SOURCE RECORDS »
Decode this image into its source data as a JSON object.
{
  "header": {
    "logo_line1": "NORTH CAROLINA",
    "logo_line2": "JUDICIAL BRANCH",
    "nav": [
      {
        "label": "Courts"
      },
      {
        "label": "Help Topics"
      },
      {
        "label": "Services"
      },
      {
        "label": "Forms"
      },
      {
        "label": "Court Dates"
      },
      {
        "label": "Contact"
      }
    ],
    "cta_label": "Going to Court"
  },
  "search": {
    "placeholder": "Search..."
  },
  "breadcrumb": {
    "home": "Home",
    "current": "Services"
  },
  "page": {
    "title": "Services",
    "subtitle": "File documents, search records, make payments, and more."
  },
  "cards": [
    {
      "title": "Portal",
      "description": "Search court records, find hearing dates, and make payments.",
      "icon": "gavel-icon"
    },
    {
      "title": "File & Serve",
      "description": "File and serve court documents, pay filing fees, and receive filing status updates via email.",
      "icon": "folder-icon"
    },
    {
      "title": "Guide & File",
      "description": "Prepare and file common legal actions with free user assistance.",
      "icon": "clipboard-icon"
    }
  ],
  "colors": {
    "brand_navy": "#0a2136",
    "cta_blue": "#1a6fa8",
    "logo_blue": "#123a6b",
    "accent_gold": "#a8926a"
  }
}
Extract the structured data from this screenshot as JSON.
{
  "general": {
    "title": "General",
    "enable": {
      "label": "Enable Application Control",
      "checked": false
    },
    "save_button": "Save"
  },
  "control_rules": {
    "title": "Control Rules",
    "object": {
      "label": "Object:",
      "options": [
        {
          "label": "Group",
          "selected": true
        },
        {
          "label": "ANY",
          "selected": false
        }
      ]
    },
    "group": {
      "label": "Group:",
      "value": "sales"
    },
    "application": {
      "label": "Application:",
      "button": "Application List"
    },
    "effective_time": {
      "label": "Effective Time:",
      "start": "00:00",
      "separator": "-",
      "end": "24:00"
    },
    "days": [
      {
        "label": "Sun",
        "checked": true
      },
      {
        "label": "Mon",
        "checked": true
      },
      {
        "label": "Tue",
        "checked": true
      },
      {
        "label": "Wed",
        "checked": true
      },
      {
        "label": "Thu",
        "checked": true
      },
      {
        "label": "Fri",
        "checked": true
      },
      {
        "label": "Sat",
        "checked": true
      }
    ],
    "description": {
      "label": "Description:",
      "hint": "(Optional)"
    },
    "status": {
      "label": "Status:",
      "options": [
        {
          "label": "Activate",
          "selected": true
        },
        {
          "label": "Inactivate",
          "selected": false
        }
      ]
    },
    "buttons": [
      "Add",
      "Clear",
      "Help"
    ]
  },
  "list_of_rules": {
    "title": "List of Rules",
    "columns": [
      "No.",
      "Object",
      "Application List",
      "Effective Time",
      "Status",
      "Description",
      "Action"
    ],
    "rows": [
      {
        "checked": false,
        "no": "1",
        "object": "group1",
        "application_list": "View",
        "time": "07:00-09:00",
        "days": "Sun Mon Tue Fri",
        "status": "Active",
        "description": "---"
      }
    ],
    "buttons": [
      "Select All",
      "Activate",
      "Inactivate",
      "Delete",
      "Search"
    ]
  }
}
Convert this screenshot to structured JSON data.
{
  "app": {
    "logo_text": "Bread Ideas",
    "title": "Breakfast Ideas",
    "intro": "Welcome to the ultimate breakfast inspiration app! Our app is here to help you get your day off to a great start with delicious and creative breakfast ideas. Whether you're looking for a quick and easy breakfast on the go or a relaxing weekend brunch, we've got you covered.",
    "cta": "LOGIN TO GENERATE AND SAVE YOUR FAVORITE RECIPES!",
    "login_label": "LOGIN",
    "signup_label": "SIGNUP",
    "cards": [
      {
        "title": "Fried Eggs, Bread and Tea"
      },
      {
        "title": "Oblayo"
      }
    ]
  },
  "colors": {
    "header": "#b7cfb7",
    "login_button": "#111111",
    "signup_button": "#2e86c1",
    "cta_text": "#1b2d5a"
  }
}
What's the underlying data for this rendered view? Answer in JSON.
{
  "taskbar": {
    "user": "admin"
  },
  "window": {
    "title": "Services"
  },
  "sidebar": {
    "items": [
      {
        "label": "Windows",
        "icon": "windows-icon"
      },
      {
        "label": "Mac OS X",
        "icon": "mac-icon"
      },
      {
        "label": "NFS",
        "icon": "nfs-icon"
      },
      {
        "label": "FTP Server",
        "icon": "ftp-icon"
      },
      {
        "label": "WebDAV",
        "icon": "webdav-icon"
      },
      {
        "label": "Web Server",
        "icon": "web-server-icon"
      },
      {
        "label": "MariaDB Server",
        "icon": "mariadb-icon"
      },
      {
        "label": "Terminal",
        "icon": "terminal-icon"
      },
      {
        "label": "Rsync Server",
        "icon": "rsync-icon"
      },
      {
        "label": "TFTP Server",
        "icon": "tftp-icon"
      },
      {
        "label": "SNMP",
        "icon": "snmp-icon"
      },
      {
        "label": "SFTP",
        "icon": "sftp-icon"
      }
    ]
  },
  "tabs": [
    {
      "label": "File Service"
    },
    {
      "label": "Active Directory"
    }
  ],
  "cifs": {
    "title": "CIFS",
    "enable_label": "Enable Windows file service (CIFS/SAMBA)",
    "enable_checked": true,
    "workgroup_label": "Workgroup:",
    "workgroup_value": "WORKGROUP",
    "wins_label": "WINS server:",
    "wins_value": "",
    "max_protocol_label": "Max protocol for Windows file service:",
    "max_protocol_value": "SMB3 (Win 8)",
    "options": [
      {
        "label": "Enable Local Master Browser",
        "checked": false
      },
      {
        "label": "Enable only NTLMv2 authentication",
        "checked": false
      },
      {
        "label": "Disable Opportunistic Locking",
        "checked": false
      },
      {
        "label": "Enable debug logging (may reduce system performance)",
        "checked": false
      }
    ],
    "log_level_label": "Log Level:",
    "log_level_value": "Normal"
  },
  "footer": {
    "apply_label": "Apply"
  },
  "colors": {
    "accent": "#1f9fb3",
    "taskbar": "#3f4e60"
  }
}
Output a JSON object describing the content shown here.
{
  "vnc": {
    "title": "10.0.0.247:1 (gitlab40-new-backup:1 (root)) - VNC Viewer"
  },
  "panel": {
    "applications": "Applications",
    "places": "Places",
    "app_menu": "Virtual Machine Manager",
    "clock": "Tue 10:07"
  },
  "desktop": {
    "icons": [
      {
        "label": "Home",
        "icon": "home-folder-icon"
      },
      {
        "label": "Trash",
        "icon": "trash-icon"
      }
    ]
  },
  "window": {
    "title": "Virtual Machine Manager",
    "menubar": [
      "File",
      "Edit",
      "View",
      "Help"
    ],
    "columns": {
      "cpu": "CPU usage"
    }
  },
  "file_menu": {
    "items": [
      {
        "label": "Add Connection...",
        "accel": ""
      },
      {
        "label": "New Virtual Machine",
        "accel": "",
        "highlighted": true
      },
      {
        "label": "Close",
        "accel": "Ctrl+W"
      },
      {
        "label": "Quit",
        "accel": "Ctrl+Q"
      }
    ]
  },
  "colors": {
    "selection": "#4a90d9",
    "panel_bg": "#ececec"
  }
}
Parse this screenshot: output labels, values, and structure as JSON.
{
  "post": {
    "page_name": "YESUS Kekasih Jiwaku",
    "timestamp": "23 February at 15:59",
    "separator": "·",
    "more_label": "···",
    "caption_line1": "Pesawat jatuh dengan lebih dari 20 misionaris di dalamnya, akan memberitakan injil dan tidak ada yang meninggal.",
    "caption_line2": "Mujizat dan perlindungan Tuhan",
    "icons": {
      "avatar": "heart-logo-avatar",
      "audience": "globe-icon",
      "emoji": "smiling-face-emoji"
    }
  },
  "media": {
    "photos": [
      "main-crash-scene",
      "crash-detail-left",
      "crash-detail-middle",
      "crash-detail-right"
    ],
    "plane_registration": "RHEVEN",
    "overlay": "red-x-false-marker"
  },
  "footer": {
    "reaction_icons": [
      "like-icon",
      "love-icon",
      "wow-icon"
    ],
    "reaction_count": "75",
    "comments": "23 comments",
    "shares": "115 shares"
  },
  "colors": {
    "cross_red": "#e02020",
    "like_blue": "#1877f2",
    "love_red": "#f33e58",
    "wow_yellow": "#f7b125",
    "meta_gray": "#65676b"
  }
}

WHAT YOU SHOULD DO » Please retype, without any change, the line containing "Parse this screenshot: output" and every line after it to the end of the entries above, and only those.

WRITTEN REPLY »
Parse this screenshot: output labels, values, and structure as JSON.
{
  "post": {
    "page_name": "YESUS Kekasih Jiwaku",
    "timestamp": "23 February at 15:59",
    "separator": "·",
    "more_label": "···",
    "caption_line1": "Pesawat jatuh dengan lebih dari 20 misionaris di dalamnya, akan memberitakan injil dan tidak ada yang meninggal.",
    "caption_line2": "Mujizat dan perlindungan Tuhan",
    "icons": {
      "avatar": "heart-logo-avatar",
      "audience": "globe-icon",
      "emoji": "smiling-face-emoji"
    }
  },
  "media": {
    "photos": [
      "main-crash-scene",
      "crash-detail-left",
      "crash-detail-middle",
      "crash-detail-right"
    ],
    "plane_registration": "RHEVEN",
    "overlay": "red-x-false-marker"
  },
  "footer": {
    "reaction_icons": [
      "like-icon",
      "love-icon",
      "wow-icon"
    ],
    "reaction_count": "75",
    "comments": "23 comments",
    "shares": "115 shares"
  },
  "colors": {
    "cross_red": "#e02020",
    "like_blue": "#1877f2",
    "love_red": "#f33e58",
    "wow_yellow": "#f7b125",
    "meta_gray": "#65676b"
  }
}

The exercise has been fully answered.